Furthermore, the Code of Ala., Tit. 7A, § 3-108, 1966 Added Volume, provides:"Want or failure of consideration is a defense as against any person not having the rights of a holder in due course (section 3-305), except that no consideration is necessary for an instrument or obligation thereon given in payment of or as security for an antecedent obligation of any kind. Nothing in this section shall be taken to displace any statute outside this title under which a promise is enforceable notwithstanding lack or failure of consideration. * * *"
Still another issue in the case which is argued here is that under Code of Ala., *436 Tit. 7A, § 3-415(5), an accommodation party is not liable to the party accommodated. The appellee would apply this defense for his own benefit on the premise that the appellant, because he was a stockholder, director and secretary-treasurer of the Company, and also a guarantor of the notes under a separate instrument, was accommodated by the appellee's signing the notes. We think this is a strained construction of that subdivision of the statute. It overlooks the legal principle of separate corporate existence, because the Company was the other party to the notes, not the appellant.
It is to be observed that the statute provides:"An accommodation party is one who signs the instrument in any capacity for the purpose of lending his name to another party to it." Code of Ala., Tit. 7A, § 3-415(1), 1966 Added Volume.
The appellant was not a party to the notes to which the appellee lent his name. The appellee lent his name, in the execution of the notes, to enable the Company, not the appellant, to obtain a renewal and extension. The appellee's liability is on the notes. An accommodation maker is bound on the instrument without any resort to his principal. In 11 C.J.S. Bills and Notes § 739 b., p. 289, it is said:"Accommodation makers. An accommodation maker of a note is primarily liable thereon and the fact that a party is an accommodation maker gives rise to a duty on his part to a holder for value, no greater or less than or different from that imposed on a maker who received value, and as between the accommodation maker and a holder for value, the former will be held as a principal, even though the holder knew that he was a surety as between himself and the other makers, * * *"
The appellant's liability is under the guaranty agreement, a distinct instrument from that on which the appellee was an accommodation party for his principal.
We think that the Code section, § 3-415(5), intends to apply its rule of non-liability to situations where one signs an instrument for the purpose of lending his name to his principal, and also intends to prevent the latter, not a remote guarantor, from subsequently recovering against him.

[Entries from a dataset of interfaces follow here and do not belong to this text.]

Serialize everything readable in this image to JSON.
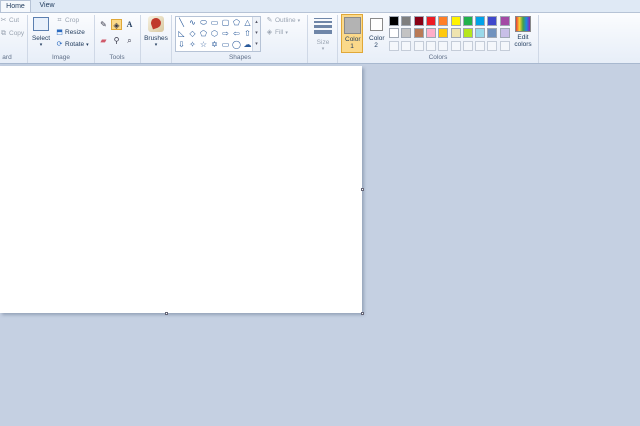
{
  "tabs": [
    {
      "label": "Home",
      "active": true
    },
    {
      "label": "View",
      "active": false
    }
  ],
  "clipboard": {
    "cut_label": "Cut",
    "copy_label": "Copy",
    "group_label": "ard"
  },
  "image": {
    "select_label": "Select",
    "crop_label": "Crop",
    "resize_label": "Resize",
    "rotate_label": "Rotate",
    "group_label": "Image"
  },
  "tools": {
    "group_label": "Tools",
    "items": [
      "pencil-icon",
      "fill-bucket-icon",
      "text-icon",
      "eraser-icon",
      "color-picker-icon",
      "magnifier-icon"
    ],
    "selected": "fill-bucket-icon"
  },
  "brushes": {
    "label": "Brushes"
  },
  "shapes": {
    "group_label": "Shapes",
    "outline_label": "Outline",
    "fill_label": "Fill"
  },
  "size": {
    "label": "Size"
  },
  "colors": {
    "group_label": "Colors",
    "color1_label": "Color 1",
    "color2_label": "Color 2",
    "color1_value": "#b3b3b3",
    "color2_value": "#ffffff",
    "edit_label": "Edit colors",
    "palette_row1": [
      "#000000",
      "#7f7f7f",
      "#880015",
      "#ed1c24",
      "#ff7f27",
      "#fff200",
      "#22b14c",
      "#00a2e8",
      "#3f48cc",
      "#a349a4"
    ],
    "palette_row2": [
      "#ffffff",
      "#c3c3c3",
      "#b97a57",
      "#ffaec9",
      "#ffc90e",
      "#efe4b0",
      "#b5e61d",
      "#99d9ea",
      "#7092be",
      "#c8bfe7"
    ]
  }
}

The decree of the trial court dismissing the appellant's bill is reversed and the case remanded.
Reversed and remanded.
HEFLIN, C. J., and COLEMAN, BLOODWORTH and JONES, JJ., concur.